Asylum News 49
Material Support Update: Progress for Some Asylum Seekers; Process Still Unknown The administration announced on January 11 a plan to address the impact on asylum seekers and refugees of the “material support” bar. Thousands of asylum requests and related immigration applications have been put on hold or denied under the sweeping immigration definitions relating to “material support” to armed groups and “terrorist organizations.” Thousands of refugees seeking resettlement have also been affected. As part of this plan, the Department of Homeland Security announced its intent – for the first time – to use its authority to exempt some asylum seekers and others in the United States from the “material support” bar. These exemptions will not, however, cover all of the affected refugees and asylum seekers – including those who have been victimized by designated “terrorist organizations.” To learn more about the scope of these exemptions and DHS’s plan to develop a procedure for seeking exemptions, click here. The administration has also announced that it will seek legislation from Congress to allow it to exempt other groups, for example, to allow for the resettlement of combatants and members of armed groups that have supported U.S. forces. The administration’s legislative proposal would not, however, correct the flawed language of the immigration law definitions that label innocent people as supporters of “terrorist organizations.” Human Rights First has urged that the underlying definitions be fixed so that these issues will be addressed more fairly, effectively, and appropriately. Human Rights First will continue to urge DHS to move forward to exempt other eligible asylum seekers, including refugees who have been victimized by violent groups in Colombia and Nepal. To read DHS’s press release, click here. To read HRF’s press release, click here. To read recent press (compiled by Refugee Council USA) highlighting concern for refugees by leading conservative groups, faith groups, and refugee advocates, click here. The plight of these refugees is detailed in Human Rights First’s report Abandoning the Persecuted: Victims of Terrorism and Oppression Barred From Asylum. Material Support: Leading Cases and Amicus Briefs The case of a Burmese woman who was found to be in danger of torture if returned to Burma, but was denied asylum because of the “material support” bar, is now pending before the U.S. Court of Appeals for the Fifth Circuit. The Board of Immigration Appeals had ruled that she was not entitled to asylum under the bar. Human Rights First and other groups have filed amicus briefs in support of the refugee’s case, known as S-K- v. Gonzales.
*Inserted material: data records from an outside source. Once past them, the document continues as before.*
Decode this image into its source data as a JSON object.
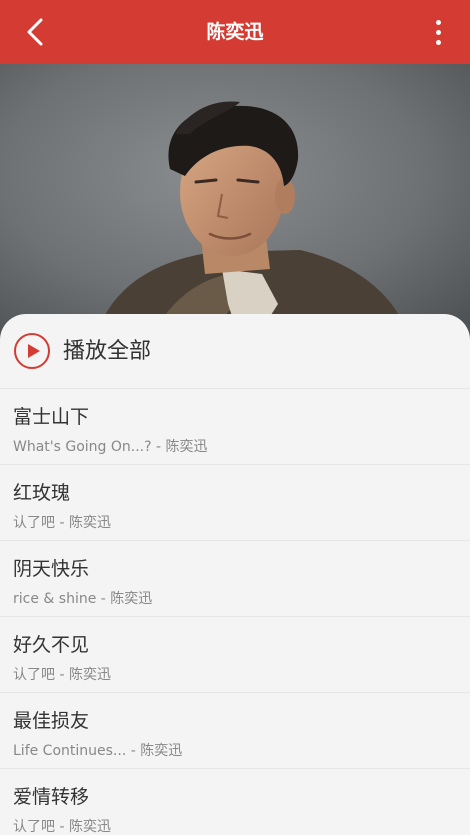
{
  "header": {
    "title": "陈奕迅",
    "back_icon": "chevron-left-icon",
    "more_icon": "more-vertical-icon",
    "bar_color": "#d43c33"
  },
  "hero": {
    "image": "artist-photo"
  },
  "play_all": {
    "label": "播放全部",
    "icon": "play-circle-icon",
    "accent_color": "#d43c33"
  },
  "songs": [
    {
      "title": "富士山下",
      "album": "What's Going On...?",
      "artist": "陈奕迅"
    },
    {
      "title": "红玫瑰",
      "album": "认了吧",
      "artist": "陈奕迅"
    },
    {
      "title": "阴天快乐",
      "album": "rice & shine",
      "artist": "陈奕迅"
    },
    {
      "title": "好久不见",
      "album": "认了吧",
      "artist": "陈奕迅"
    },
    {
      "title": "最佳损友",
      "album": "Life Continues...",
      "artist": "陈奕迅"
    },
    {
      "title": "爱情转移",
      "album": "认了吧",
      "artist": "陈奕迅"
    }
  ],
  "subtitle_separator": " - "
}
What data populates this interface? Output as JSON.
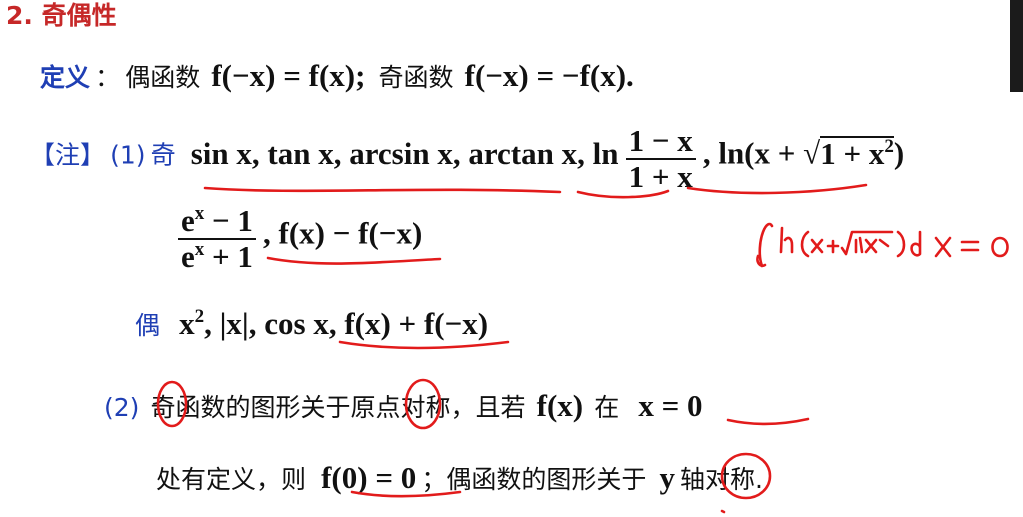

To read the amicus brief filed by Human Rights First, Human Rights Watch, the Harvard Law School Immigration and Refugee Clinical Program, and the Harvard Law School Human Rights Program’s International Human Rights Clinic, with the pro bono assistance of the law firm Akin Gump Strauss Hauer & Feld LLP, click here. Refugee Council USA also filed an amicus brief in the case. In a case pending before the Board of Immigration Appeals, DHS is arguing that a Nepali health professional who was kidnapped by Maoist rebels and forced to provide medical aid to injured rebels provided “material support” to the group. Physicians for Human Rights has filed an amicus brief in the case. The brief stresses that the DHS position – that a healthcare worker engages in “terrorist activity” by providing medical treatment – is unprecedented and fundamentally conflicts with principles of medical ethics as well as the Geneva Conventions and their two Additional Protocols. To read the brief and PHR’s press release, click here. Detention of Asylum Seekers: Two-Year Anniversary of USCIRF Report Approaches February 8, 2007, will mark the two-year anniversary of the release of a comprehensive report from the bi-partisan U.S. Commission on International Religious Freedom. The report found that asylum seekers are detained inappropriately in prison-like facilities, and that release procedures vary widely across the country. It made a series of recommendations for reform – many of which have not yet been implemented by DHS. The Commission will conduct a briefing at the Migration Policy Institute in Washington, D.C., and will report on the implementation of its recommendations by DHS and the Department of Justice. DHS Releases Long-Awaited Report on Immigration Detention On January 16, the DHS Office of the Inspector General released a report on the first-ever government audit of federal immigration detention practices. OIG visited five immigration detention facilities – the U.S.-owned and -operated Krome Service Processing Center in Miami, a contract Corrections Corporation of America facility in San Diego, and local jails and prisons in Berks County, Pennsylvania, and Hudson and Passaic counties, New Jersey. To read the OIG report, click here. On January 25, the National Immigration Project of the National Lawyers Guild announced that they, along with six other immigrant rights organizations and eighty-four immigration detainees, will formally petition DHS to issue regulations, under the Administrative Procedures Act, governing detention standards for immigration detainees. To read the press release, click here. The American Friends Service Committee in New Jersey, the Center for Constitutional Rights, and other New York and New Jersey advocacy groups have endorsed the petition. To read their press release, click here. To read the Washington Post (1/17/07) on the OIG report, click here. To listen to National Public Radio (1/19/07), click here.